» THE TASK
For each line below that contains the word "icon", make a copy.

Stored items:
[Start of Attachment]
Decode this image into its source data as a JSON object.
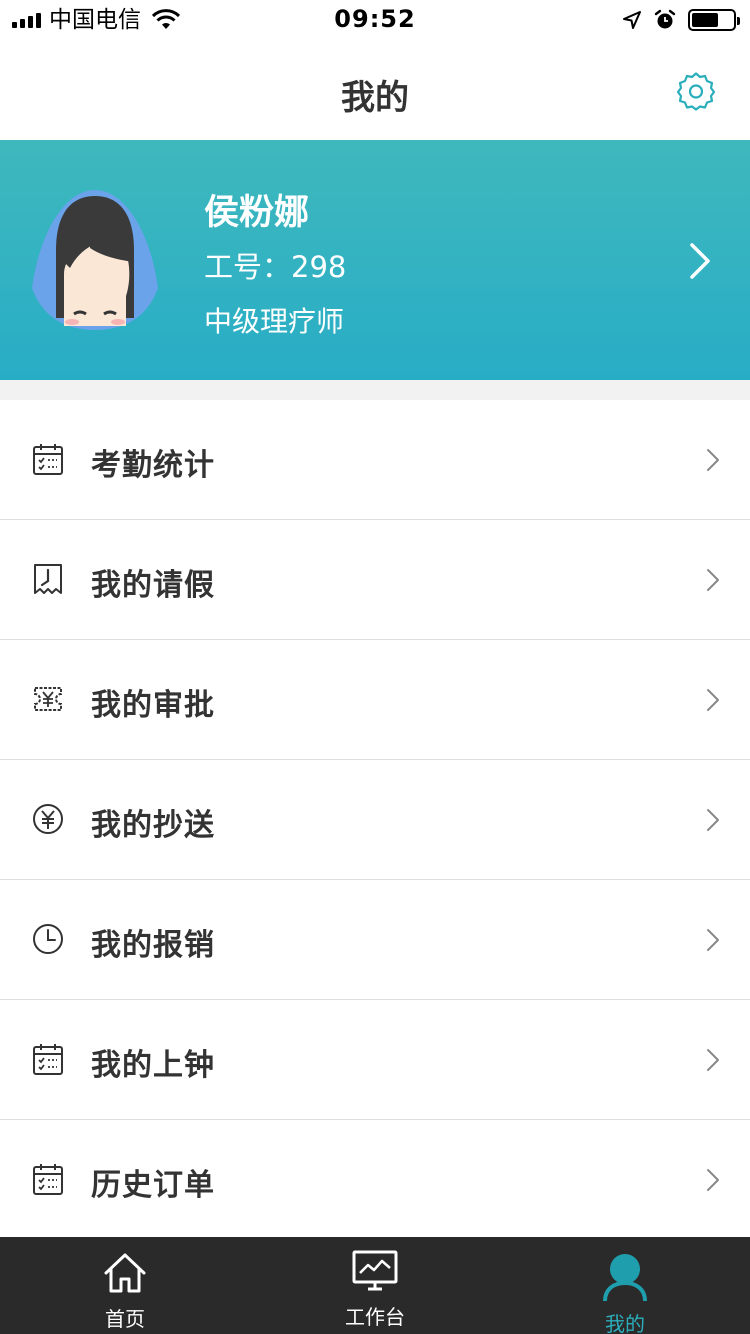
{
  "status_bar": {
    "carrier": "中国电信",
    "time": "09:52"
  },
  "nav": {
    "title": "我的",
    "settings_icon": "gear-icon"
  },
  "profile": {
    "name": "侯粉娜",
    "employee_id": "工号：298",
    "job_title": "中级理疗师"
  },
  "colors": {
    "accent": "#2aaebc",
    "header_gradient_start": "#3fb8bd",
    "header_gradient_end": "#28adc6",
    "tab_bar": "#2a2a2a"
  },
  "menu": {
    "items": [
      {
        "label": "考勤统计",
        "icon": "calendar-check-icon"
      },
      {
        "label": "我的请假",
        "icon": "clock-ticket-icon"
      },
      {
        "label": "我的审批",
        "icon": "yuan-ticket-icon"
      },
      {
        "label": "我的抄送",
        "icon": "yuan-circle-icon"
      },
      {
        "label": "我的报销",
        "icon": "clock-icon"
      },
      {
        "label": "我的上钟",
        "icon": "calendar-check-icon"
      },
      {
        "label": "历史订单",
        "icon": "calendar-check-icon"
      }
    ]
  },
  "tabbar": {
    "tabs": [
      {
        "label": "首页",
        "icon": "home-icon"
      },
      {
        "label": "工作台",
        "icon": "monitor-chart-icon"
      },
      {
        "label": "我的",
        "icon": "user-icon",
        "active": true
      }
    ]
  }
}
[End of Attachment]
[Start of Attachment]
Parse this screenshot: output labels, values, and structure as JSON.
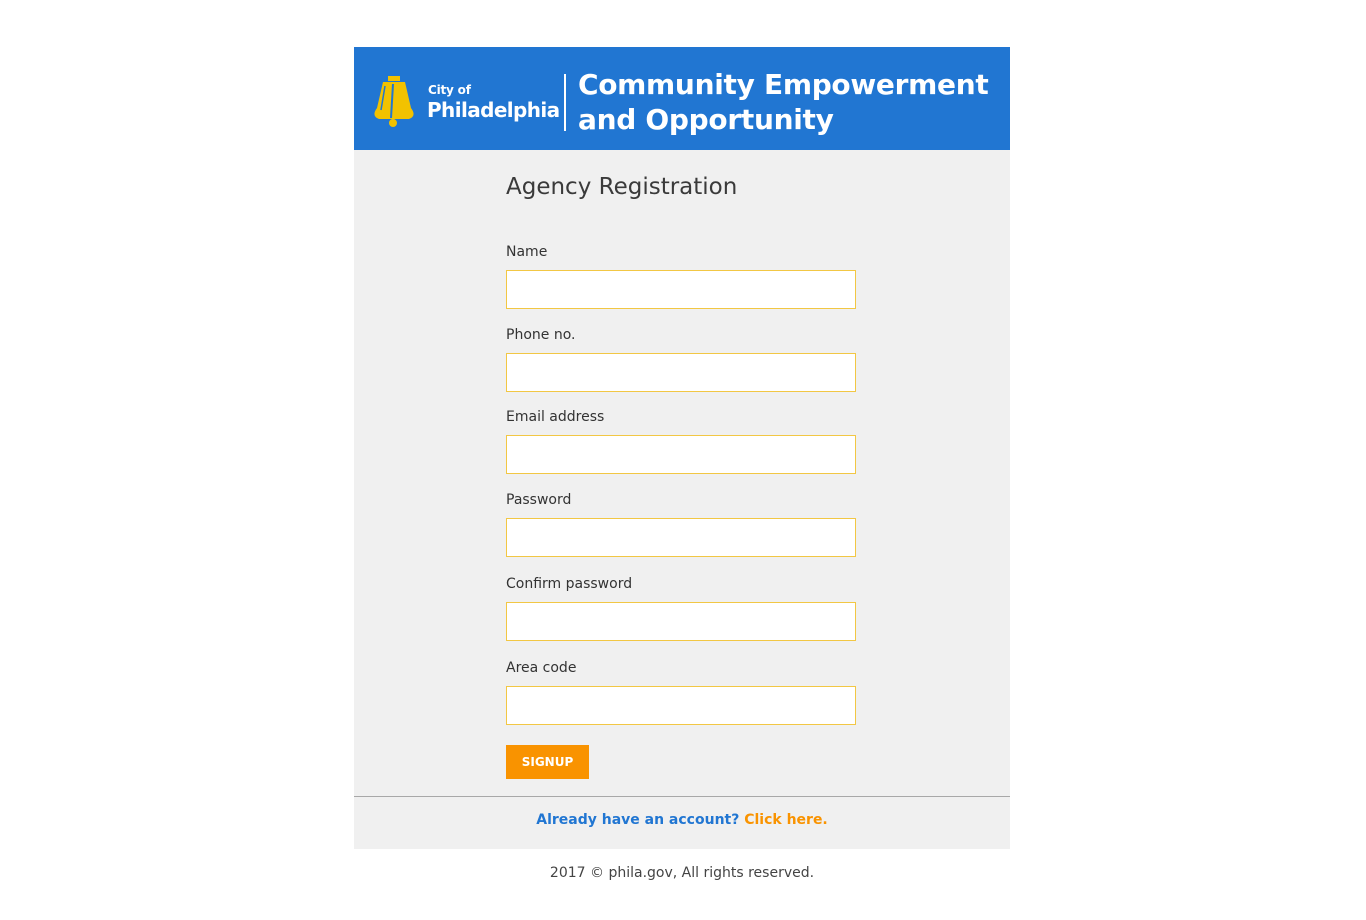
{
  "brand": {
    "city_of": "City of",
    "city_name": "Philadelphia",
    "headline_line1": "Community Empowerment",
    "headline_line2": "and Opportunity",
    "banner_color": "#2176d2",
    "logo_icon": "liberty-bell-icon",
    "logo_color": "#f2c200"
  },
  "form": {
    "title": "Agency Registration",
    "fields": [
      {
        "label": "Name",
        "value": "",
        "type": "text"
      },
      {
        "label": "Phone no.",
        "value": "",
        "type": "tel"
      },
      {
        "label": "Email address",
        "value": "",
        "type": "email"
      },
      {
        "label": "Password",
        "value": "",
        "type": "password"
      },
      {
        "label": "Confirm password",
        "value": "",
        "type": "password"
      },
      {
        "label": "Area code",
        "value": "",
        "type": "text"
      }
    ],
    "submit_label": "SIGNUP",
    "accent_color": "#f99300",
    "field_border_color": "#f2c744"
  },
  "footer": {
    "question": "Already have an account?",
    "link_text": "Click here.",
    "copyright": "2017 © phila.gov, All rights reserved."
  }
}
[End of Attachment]
» SOLVED PROBLEM
    "settings_icon": "gear-icon"
        "icon": "calendar-check-icon"
        "icon": "clock-ticket-icon"
        "icon": "yuan-ticket-icon"
        "icon": "yuan-circle-icon"
        "icon": "clock-icon"
        "icon": "calendar-check-icon"
        "icon": "calendar-check-icon"
        "icon": "home-icon"
        "icon": "monitor-chart-icon"
        "icon": "user-icon",
    "logo_icon": "liberty-bell-icon",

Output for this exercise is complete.